(Dataset rows describing interfaces)
______________________________

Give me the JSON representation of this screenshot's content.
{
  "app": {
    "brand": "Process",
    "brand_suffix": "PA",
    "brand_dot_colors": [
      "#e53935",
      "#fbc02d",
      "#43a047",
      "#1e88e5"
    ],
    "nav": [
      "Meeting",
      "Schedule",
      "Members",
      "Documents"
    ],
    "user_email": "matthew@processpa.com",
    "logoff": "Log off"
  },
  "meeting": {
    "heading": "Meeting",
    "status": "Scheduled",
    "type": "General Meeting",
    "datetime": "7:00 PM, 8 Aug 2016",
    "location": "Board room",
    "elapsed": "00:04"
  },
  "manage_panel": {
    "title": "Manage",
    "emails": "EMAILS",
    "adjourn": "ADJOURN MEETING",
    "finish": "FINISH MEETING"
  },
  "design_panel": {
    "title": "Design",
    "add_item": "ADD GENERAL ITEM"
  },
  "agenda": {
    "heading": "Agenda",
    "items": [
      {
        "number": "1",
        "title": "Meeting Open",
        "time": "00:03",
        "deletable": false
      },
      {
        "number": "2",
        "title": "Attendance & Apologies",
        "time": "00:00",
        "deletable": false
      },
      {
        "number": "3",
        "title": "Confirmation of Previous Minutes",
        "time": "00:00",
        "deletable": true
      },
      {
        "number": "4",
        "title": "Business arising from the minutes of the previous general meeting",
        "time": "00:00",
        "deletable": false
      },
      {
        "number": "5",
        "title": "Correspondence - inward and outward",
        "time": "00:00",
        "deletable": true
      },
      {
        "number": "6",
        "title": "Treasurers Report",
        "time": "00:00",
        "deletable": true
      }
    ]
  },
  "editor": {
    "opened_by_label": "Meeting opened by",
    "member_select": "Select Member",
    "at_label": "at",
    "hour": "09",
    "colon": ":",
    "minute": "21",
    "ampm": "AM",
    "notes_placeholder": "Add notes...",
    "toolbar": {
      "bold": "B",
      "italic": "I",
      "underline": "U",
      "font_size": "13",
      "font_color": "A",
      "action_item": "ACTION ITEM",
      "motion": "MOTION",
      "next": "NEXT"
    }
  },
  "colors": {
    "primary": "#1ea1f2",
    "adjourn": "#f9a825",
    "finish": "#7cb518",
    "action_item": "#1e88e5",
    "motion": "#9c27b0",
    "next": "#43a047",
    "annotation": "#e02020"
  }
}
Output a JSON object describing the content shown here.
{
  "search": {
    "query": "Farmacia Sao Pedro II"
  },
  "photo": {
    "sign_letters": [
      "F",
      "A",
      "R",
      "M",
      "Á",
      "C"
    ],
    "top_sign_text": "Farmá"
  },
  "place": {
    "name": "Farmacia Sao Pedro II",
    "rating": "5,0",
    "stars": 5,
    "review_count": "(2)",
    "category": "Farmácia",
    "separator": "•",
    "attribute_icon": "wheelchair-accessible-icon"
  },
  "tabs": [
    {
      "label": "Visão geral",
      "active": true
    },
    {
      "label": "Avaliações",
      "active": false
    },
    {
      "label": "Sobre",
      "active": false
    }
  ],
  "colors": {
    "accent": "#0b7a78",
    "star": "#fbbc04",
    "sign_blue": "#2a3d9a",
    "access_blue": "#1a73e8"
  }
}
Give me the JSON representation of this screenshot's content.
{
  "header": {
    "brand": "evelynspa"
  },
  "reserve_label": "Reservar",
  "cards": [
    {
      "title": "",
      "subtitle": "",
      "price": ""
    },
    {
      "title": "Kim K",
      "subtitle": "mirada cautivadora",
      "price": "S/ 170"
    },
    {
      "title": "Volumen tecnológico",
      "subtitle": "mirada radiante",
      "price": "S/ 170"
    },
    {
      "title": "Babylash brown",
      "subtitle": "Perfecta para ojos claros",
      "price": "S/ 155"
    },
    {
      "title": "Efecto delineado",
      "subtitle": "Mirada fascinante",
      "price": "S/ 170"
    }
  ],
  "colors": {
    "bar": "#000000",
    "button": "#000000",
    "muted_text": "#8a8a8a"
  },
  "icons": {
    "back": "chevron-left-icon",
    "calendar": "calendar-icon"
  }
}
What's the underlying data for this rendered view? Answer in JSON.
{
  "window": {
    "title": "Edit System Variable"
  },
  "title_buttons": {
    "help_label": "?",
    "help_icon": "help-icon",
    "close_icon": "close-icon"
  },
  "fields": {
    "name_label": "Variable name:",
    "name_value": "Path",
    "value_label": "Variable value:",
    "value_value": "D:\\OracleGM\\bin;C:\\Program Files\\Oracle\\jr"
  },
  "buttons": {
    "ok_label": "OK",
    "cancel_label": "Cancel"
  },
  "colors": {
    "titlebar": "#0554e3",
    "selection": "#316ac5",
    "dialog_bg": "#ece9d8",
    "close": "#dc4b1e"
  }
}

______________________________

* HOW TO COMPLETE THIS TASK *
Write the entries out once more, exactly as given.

* EXERCISE RESULT *
Give me the JSON representation of this screenshot's content.
{
  "app": {
    "brand": "Process",
    "brand_suffix": "PA",
    "brand_dot_colors": [
      "#e53935",
      "#fbc02d",
      "#43a047",
      "#1e88e5"
    ],
    "nav": [
      "Meeting",
      "Schedule",
      "Members",
      "Documents"
    ],
    "user_email": "matthew@processpa.com",
    "logoff": "Log off"
  },
  "meeting": {
    "heading": "Meeting",
    "status": "Scheduled",
    "type": "General Meeting",
    "datetime": "7:00 PM, 8 Aug 2016",
    "location": "Board room",
    "elapsed": "00:04"
  },
  "manage_panel": {
    "title": "Manage",
    "emails": "EMAILS",
    "adjourn": "ADJOURN MEETING",
    "finish": "FINISH MEETING"
  },
  "design_panel": {
    "title": "Design",
    "add_item": "ADD GENERAL ITEM"
  },
  "agenda": {
    "heading": "Agenda",
    "items": [
      {
        "number": "1",
        "title": "Meeting Open",
        "time": "00:03",
        "deletable": false
      },
      {
        "number": "2",
        "title": "Attendance & Apologies",
        "time": "00:00",
        "deletable": false
      },
      {
        "number": "3",
        "title": "Confirmation of Previous Minutes",
        "time": "00:00",
        "deletable": true
      },
      {
        "number": "4",
        "title": "Business arising from the minutes of the previous general meeting",
        "time": "00:00",
        "deletable": false
      },
      {
        "number": "5",
        "title": "Correspondence - inward and outward",
        "time": "00:00",
        "deletable": true
      },
      {
        "number": "6",
        "title": "Treasurers Report",
        "time": "00:00",
        "deletable": true
      }
    ]
  },
  "editor": {
    "opened_by_label": "Meeting opened by",
    "member_select": "Select Member",
    "at_label": "at",
    "hour": "09",
    "colon": ":",
    "minute": "21",
    "ampm": "AM",
    "notes_placeholder": "Add notes...",
    "toolbar": {
      "bold": "B",
      "italic": "I",
      "underline": "U",
      "font_size": "13",
      "font_color": "A",
      "action_item": "ACTION ITEM",
      "motion": "MOTION",
      "next": "NEXT"
    }
  },
  "colors": {
    "primary": "#1ea1f2",
    "adjourn": "#f9a825",
    "finish": "#7cb518",
    "action_item": "#1e88e5",
    "motion": "#9c27b0",
    "next": "#43a047",
    "annotation": "#e02020"
  }
}
Output a JSON object describing the content shown here.
{
  "search": {
    "query": "Farmacia Sao Pedro II"
  },
  "photo": {
    "sign_letters": [
      "F",
      "A",
      "R",
      "M",
      "Á",
      "C"
    ],
    "top_sign_text": "Farmá"
  },
  "place": {
    "name": "Farmacia Sao Pedro II",
    "rating": "5,0",
    "stars": 5,
    "review_count": "(2)",
    "category": "Farmácia",
    "separator": "•",
    "attribute_icon": "wheelchair-accessible-icon"
  },
  "tabs": [
    {
      "label": "Visão geral",
      "active": true
    },
    {
      "label": "Avaliações",
      "active": false
    },
    {
      "label": "Sobre",
      "active": false
    }
  ],
  "colors": {
    "accent": "#0b7a78",
    "star": "#fbbc04",
    "sign_blue": "#2a3d9a",
    "access_blue": "#1a73e8"
  }
}
Give me the JSON representation of this screenshot's content.
{
  "header": {
    "brand": "evelynspa"
  },
  "reserve_label": "Reservar",
  "cards": [
    {
      "title": "",
      "subtitle": "",
      "price": ""
    },
    {
      "title": "Kim K",
      "subtitle": "mirada cautivadora",
      "price": "S/ 170"
    },
    {
      "title": "Volumen tecnológico",
      "subtitle": "mirada radiante",
      "price": "S/ 170"
    },
    {
      "title": "Babylash brown",
      "subtitle": "Perfecta para ojos claros",
      "price": "S/ 155"
    },
    {
      "title": "Efecto delineado",
      "subtitle": "Mirada fascinante",
      "price": "S/ 170"
    }
  ],
  "colors": {
    "bar": "#000000",
    "button": "#000000",
    "muted_text": "#8a8a8a"
  },
  "icons": {
    "back": "chevron-left-icon",
    "calendar": "calendar-icon"
  }
}
What's the underlying data for this rendered view? Answer in JSON.
{
  "window": {
    "title": "Edit System Variable"
  },
  "title_buttons": {
    "help_label": "?",
    "help_icon": "help-icon",
    "close_icon": "close-icon"
  },
  "fields": {
    "name_label": "Variable name:",
    "name_value": "Path",
    "value_label": "Variable value:",
    "value_value": "D:\\OracleGM\\bin;C:\\Program Files\\Oracle\\jr"
  },
  "buttons": {
    "ok_label": "OK",
    "cancel_label": "Cancel"
  },
  "colors": {
    "titlebar": "#0554e3",
    "selection": "#316ac5",
    "dialog_bg": "#ece9d8",
    "close": "#dc4b1e"
  }
}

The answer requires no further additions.